Which of the lines below mention the word "نیاز"? Pull each one out.

### THE INPUT
────────────────────
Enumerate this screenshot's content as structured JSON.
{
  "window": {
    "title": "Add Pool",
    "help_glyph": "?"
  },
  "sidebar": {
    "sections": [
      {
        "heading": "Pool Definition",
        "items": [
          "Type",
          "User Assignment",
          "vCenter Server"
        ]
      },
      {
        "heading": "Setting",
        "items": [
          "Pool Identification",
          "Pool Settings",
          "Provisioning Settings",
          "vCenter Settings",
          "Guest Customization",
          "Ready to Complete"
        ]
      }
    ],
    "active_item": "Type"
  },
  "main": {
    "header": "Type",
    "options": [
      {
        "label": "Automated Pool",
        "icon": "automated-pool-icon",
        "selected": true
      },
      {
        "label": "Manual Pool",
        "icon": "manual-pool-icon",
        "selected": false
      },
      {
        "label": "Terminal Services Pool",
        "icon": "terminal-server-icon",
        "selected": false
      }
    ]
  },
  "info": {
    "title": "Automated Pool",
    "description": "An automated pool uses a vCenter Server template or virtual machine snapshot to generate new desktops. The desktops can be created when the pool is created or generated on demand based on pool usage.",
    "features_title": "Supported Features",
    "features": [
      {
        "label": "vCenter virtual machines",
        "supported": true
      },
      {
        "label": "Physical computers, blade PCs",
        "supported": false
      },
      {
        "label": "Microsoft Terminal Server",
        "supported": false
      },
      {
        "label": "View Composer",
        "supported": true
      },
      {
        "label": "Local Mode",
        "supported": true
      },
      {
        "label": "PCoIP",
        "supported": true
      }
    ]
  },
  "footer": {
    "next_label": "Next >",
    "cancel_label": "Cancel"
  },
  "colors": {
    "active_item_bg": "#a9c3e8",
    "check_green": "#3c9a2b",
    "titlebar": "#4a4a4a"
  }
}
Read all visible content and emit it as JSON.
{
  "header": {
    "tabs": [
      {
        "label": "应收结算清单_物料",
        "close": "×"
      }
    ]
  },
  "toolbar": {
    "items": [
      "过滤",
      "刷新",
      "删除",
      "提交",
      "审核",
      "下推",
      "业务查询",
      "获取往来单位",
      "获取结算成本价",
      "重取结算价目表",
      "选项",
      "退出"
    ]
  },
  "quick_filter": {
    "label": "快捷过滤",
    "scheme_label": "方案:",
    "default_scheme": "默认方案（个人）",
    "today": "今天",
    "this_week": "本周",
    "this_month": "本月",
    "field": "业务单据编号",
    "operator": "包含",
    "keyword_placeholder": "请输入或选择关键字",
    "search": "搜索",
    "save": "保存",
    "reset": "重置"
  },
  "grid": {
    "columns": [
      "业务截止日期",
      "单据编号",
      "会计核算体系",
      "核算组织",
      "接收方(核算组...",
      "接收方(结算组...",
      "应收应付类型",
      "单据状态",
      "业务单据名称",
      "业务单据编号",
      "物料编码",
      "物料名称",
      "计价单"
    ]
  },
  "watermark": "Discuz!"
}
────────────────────
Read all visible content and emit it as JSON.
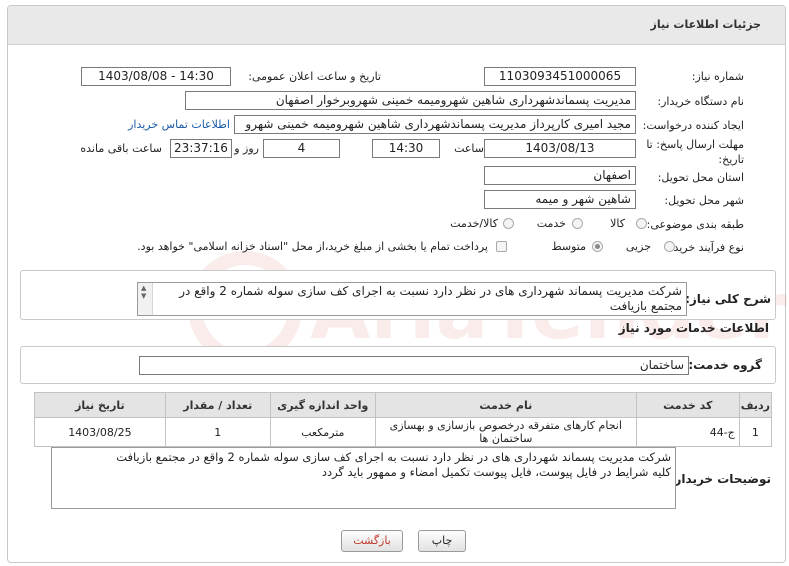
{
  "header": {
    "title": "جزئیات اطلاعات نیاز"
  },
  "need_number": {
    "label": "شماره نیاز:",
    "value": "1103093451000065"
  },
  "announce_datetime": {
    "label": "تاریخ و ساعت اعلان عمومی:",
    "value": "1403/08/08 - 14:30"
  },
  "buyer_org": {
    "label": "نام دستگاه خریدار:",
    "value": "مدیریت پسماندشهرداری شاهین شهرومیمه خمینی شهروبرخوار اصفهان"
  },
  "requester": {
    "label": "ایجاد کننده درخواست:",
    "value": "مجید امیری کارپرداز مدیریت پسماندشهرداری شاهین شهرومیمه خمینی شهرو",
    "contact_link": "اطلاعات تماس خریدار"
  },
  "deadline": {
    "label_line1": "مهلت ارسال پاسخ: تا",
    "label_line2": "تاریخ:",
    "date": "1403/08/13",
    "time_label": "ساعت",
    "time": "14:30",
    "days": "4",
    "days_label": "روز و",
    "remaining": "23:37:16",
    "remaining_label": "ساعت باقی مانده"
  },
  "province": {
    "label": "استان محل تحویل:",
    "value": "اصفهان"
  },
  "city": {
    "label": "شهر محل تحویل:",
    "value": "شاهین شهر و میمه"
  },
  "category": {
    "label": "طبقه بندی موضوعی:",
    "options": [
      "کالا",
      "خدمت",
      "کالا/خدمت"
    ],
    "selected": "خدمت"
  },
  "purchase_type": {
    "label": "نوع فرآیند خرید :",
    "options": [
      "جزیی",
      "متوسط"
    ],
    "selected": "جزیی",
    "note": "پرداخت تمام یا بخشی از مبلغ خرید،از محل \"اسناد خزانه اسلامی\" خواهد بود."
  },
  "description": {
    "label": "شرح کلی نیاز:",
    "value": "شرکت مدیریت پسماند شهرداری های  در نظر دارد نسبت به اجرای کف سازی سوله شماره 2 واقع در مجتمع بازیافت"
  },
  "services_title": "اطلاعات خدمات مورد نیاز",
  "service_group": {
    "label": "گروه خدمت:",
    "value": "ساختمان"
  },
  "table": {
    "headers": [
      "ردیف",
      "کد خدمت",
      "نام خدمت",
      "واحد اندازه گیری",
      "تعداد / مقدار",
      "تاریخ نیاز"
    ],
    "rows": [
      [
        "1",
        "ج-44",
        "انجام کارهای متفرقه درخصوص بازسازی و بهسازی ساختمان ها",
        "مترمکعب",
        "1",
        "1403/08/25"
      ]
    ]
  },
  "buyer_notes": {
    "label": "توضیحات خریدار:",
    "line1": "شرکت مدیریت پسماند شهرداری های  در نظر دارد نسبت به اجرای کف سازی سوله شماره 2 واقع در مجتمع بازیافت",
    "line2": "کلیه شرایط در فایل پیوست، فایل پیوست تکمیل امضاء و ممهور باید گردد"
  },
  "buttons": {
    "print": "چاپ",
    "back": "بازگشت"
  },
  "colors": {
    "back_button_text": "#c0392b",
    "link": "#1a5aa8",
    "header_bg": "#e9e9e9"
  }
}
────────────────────
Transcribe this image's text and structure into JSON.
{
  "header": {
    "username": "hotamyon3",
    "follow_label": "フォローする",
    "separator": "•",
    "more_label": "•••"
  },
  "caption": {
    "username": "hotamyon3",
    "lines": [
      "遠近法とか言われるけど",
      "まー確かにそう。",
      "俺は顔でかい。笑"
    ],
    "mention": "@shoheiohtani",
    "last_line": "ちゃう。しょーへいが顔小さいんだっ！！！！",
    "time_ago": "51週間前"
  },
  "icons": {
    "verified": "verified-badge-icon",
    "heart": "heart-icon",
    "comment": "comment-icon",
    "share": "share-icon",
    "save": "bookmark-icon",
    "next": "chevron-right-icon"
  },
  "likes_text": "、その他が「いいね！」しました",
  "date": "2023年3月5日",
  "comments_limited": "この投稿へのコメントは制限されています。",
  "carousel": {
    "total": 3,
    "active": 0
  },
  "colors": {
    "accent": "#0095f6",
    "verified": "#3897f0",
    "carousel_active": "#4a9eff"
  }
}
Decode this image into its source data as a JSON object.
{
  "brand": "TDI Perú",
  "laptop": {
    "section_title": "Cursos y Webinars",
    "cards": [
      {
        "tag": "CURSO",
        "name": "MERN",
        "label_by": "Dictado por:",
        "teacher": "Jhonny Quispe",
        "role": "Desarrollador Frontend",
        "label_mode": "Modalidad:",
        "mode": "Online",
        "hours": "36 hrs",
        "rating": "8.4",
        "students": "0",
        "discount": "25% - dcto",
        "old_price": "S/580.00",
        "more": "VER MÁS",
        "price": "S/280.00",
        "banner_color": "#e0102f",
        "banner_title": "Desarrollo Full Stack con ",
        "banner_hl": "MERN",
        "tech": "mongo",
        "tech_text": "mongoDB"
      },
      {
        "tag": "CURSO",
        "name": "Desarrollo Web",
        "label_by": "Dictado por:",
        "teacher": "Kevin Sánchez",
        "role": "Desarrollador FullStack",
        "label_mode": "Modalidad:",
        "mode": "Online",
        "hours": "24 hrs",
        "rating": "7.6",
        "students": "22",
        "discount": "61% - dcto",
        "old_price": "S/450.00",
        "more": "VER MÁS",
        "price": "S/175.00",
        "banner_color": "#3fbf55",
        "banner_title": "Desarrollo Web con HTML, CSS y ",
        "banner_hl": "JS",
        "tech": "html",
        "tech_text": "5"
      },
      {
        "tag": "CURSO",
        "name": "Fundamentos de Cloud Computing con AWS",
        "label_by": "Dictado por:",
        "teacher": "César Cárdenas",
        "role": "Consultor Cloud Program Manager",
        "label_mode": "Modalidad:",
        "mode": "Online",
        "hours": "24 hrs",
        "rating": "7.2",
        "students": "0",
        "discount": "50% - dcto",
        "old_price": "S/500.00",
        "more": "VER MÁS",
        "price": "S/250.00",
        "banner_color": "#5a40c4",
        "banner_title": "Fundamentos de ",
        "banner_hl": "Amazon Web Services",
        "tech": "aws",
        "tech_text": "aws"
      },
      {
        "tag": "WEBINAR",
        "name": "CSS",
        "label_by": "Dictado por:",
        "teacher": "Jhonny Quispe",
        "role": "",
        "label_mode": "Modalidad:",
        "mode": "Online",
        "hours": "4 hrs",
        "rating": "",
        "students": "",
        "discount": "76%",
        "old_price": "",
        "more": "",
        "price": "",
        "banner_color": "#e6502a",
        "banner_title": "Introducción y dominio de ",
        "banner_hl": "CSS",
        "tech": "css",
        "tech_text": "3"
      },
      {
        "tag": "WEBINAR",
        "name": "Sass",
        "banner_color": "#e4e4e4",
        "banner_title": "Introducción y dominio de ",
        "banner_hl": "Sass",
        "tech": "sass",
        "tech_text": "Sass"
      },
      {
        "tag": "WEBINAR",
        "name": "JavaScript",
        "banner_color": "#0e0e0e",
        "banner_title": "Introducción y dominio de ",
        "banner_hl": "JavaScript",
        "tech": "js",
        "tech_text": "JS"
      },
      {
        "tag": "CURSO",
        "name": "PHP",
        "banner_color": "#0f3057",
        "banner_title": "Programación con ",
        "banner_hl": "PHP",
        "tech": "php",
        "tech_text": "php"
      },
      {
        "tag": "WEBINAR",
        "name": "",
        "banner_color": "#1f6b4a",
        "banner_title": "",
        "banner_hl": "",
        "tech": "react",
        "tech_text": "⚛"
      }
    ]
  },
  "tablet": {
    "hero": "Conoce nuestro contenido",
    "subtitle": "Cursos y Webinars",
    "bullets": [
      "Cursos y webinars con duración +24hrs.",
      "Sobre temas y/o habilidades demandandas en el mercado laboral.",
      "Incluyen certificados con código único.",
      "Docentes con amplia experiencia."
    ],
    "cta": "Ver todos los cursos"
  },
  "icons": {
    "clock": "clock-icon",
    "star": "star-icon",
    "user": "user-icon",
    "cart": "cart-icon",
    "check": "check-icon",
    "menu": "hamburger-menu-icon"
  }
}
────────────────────
### EXERCISE ANSWER
    "title": "جزئیات اطلاعات نیاز"
    "label": "شماره نیاز:",
    "label": "شرح کلی نیاز:",
  "services_title": "اطلاعات خدمات مورد نیاز",
      "تاریخ نیاز"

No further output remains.